• TASK BRIEF:
Return all the lines below exactly. Any picture among them is omitted.

• Page and application data records:
++++++++++++++++++++

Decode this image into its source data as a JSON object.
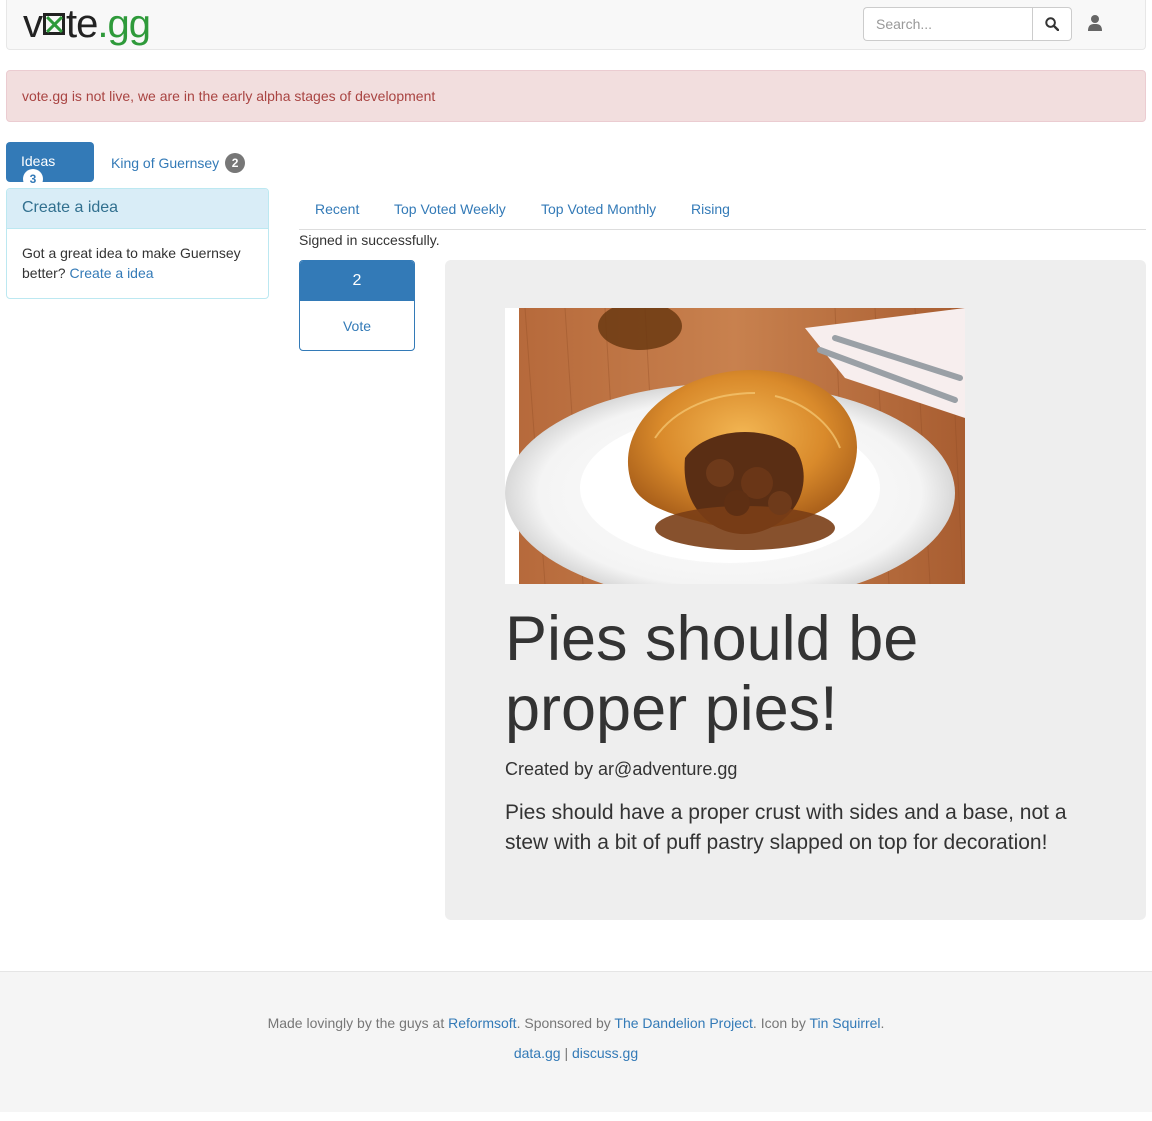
{
  "navbar": {
    "logo_prefix": "v",
    "logo_suffix": "te",
    "logo_tld": ".gg",
    "search_placeholder": "Search...",
    "search_icon": "search-icon",
    "user_icon": "user-icon"
  },
  "alert": {
    "message": "vote.gg is not live, we are in the early alpha stages of development"
  },
  "pills": {
    "ideas_label": "Ideas",
    "ideas_count": "3",
    "king_label": "King of Guernsey",
    "king_count": "2"
  },
  "sidebar": {
    "heading": "Create a idea",
    "body_text": "Got a great idea to make Guernsey better?",
    "body_link": "Create a idea"
  },
  "sort_tabs": {
    "recent": "Recent",
    "top_weekly": "Top Voted Weekly",
    "top_monthly": "Top Voted Monthly",
    "rising": "Rising"
  },
  "flash": "Signed in successfully.",
  "vote": {
    "count": "2",
    "label": "Vote"
  },
  "idea": {
    "title": "Pies should be proper pies!",
    "author": "Created by ar@adventure.gg",
    "description": "Pies should have a proper crust with sides and a base, not a stew with a bit of puff pastry slapped on top for decoration!"
  },
  "footer": {
    "made_by": "Made lovingly by the guys at ",
    "reformsoft": "Reformsoft",
    "sponsored": ". Sponsored by ",
    "dandelion": "The Dandelion Project",
    "icon_by": ". Icon by ",
    "tin_squirrel": "Tin Squirrel",
    "period": ".",
    "data_gg": "data.gg",
    "separator": " | ",
    "discuss_gg": "discuss.gg"
  },
  "colors": {
    "brand_green": "#2e9a3a",
    "primary": "#337ab7",
    "alert_bg": "#f2dede",
    "alert_text": "#a94442",
    "panel_heading_bg": "#d9edf7",
    "jumbotron_bg": "#eeeeee"
  }
}
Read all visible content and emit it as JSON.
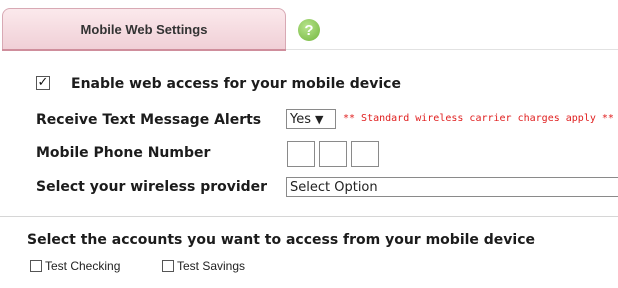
{
  "tab": {
    "label": "Mobile Web Settings"
  },
  "help": {
    "glyph": "?"
  },
  "enable": {
    "checked": true,
    "check_glyph": "✓",
    "label": "Enable web access for your mobile device"
  },
  "alerts": {
    "label": "Receive Text Message Alerts",
    "value": "Yes",
    "note": "** Standard wireless carrier charges apply **"
  },
  "phone": {
    "label": "Mobile Phone Number"
  },
  "provider": {
    "label": "Select your wireless provider",
    "value": "Select Option"
  },
  "accounts": {
    "heading": "Select the accounts you want to access from your mobile device",
    "items": [
      {
        "label": "Test Checking",
        "checked": false
      },
      {
        "label": "Test Savings",
        "checked": false
      }
    ]
  },
  "colors": {
    "tab_accent": "#cf8e9c",
    "help_green": "#73b63d",
    "note_red": "#e02020"
  }
}
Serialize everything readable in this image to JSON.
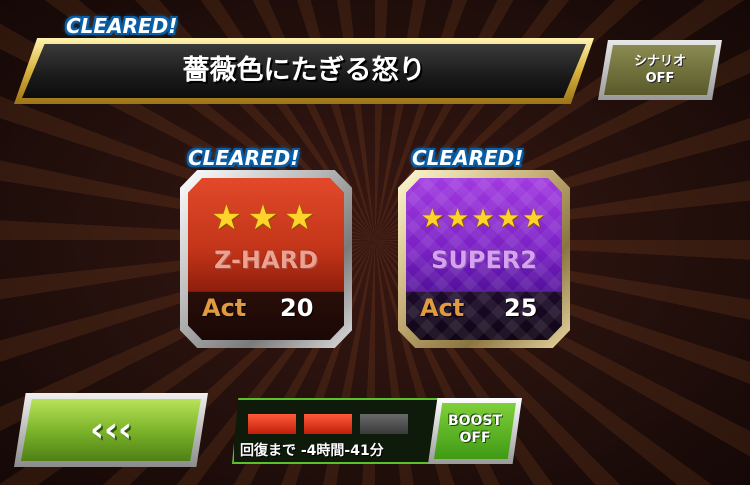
{
  "quest": {
    "cleared_label": "CLEARED!",
    "title": "薔薇色にたぎる怒り"
  },
  "scenario_button": {
    "line1": "シナリオ",
    "line2": "OFF"
  },
  "difficulties": [
    {
      "cleared_label": "CLEARED!",
      "stars": "★★★",
      "star_count": 3,
      "name": "Z-HARD",
      "act_label": "Act",
      "act_value": "20",
      "color": "#c23418"
    },
    {
      "cleared_label": "CLEARED!",
      "stars": "★★★★★",
      "star_count": 5,
      "name": "SUPER2",
      "act_label": "Act",
      "act_value": "25",
      "color": "#7a20c4"
    }
  ],
  "back_button": {
    "label": "‹‹‹"
  },
  "stamina": {
    "segments_filled": 2,
    "segments_total": 3,
    "recover_text": "回復まで -4時間-41分"
  },
  "boost_button": {
    "line1": "BOOST",
    "line2": "OFF"
  },
  "colors": {
    "accent_green": "#7db52a",
    "gauge_red": "#e03a1e",
    "cleared_blue": "#0a5fa8"
  }
}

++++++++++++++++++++

• ANSWER TO THE PROBLEM:
Decode this image into its source data as a JSON object.
{
  "navbar": {
    "logo_prefix": "v",
    "logo_suffix": "te",
    "logo_tld": ".gg",
    "search_placeholder": "Search...",
    "search_icon": "search-icon",
    "user_icon": "user-icon"
  },
  "alert": {
    "message": "vote.gg is not live, we are in the early alpha stages of development"
  },
  "pills": {
    "ideas_label": "Ideas",
    "ideas_count": "3",
    "king_label": "King of Guernsey",
    "king_count": "2"
  },
  "sidebar": {
    "heading": "Create a idea",
    "body_text": "Got a great idea to make Guernsey better?",
    "body_link": "Create a idea"
  },
  "sort_tabs": {
    "recent": "Recent",
    "top_weekly": "Top Voted Weekly",
    "top_monthly": "Top Voted Monthly",
    "rising": "Rising"
  },
  "flash": "Signed in successfully.",
  "vote": {
    "count": "2",
    "label": "Vote"
  },
  "idea": {
    "title": "Pies should be proper pies!",
    "author": "Created by ar@adventure.gg",
    "description": "Pies should have a proper crust with sides and a base, not a stew with a bit of puff pastry slapped on top for decoration!"
  },
  "footer": {
    "made_by": "Made lovingly by the guys at ",
    "reformsoft": "Reformsoft",
    "sponsored": ". Sponsored by ",
    "dandelion": "The Dandelion Project",
    "icon_by": ". Icon by ",
    "tin_squirrel": "Tin Squirrel",
    "period": ".",
    "data_gg": "data.gg",
    "separator": " | ",
    "discuss_gg": "discuss.gg"
  },
  "colors": {
    "brand_green": "#2e9a3a",
    "primary": "#337ab7",
    "alert_bg": "#f2dede",
    "alert_text": "#a94442",
    "panel_heading_bg": "#d9edf7",
    "jumbotron_bg": "#eeeeee"
  }
}
Read all visible content and emit it as JSON.
{
  "tab": {
    "label": "Mobile Web Settings"
  },
  "help": {
    "glyph": "?"
  },
  "enable": {
    "checked": true,
    "check_glyph": "✓",
    "label": "Enable web access for your mobile device"
  },
  "alerts": {
    "label": "Receive Text Message Alerts",
    "value": "Yes",
    "note": "** Standard wireless carrier charges apply **"
  },
  "phone": {
    "label": "Mobile Phone Number"
  },
  "provider": {
    "label": "Select your wireless provider",
    "value": "Select Option"
  },
  "accounts": {
    "heading": "Select the accounts you want to access from your mobile device",
    "items": [
      {
        "label": "Test Checking",
        "checked": false
      },
      {
        "label": "Test Savings",
        "checked": false
      }
    ]
  },
  "colors": {
    "tab_accent": "#cf8e9c",
    "help_green": "#73b63d",
    "note_red": "#e02020"
  }
}
Serialize everything readable in this image to JSON.
{
  "quest": {
    "cleared_label": "CLEARED!",
    "title": "薔薇色にたぎる怒り"
  },
  "scenario_button": {
    "line1": "シナリオ",
    "line2": "OFF"
  },
  "difficulties": [
    {
      "cleared_label": "CLEARED!",
      "stars": "★★★",
      "star_count": 3,
      "name": "Z-HARD",
      "act_label": "Act",
      "act_value": "20",
      "color": "#c23418"
    },
    {
      "cleared_label": "CLEARED!",
      "stars": "★★★★★",
      "star_count": 5,
      "name": "SUPER2",
      "act_label": "Act",
      "act_value": "25",
      "color": "#7a20c4"
    }
  ],
  "back_button": {
    "label": "‹‹‹"
  },
  "stamina": {
    "segments_filled": 2,
    "segments_total": 3,
    "recover_text": "回復まで -4時間-41分"
  },
  "boost_button": {
    "line1": "BOOST",
    "line2": "OFF"
  },
  "colors": {
    "accent_green": "#7db52a",
    "gauge_red": "#e03a1e",
    "cleared_blue": "#0a5fa8"
  }
}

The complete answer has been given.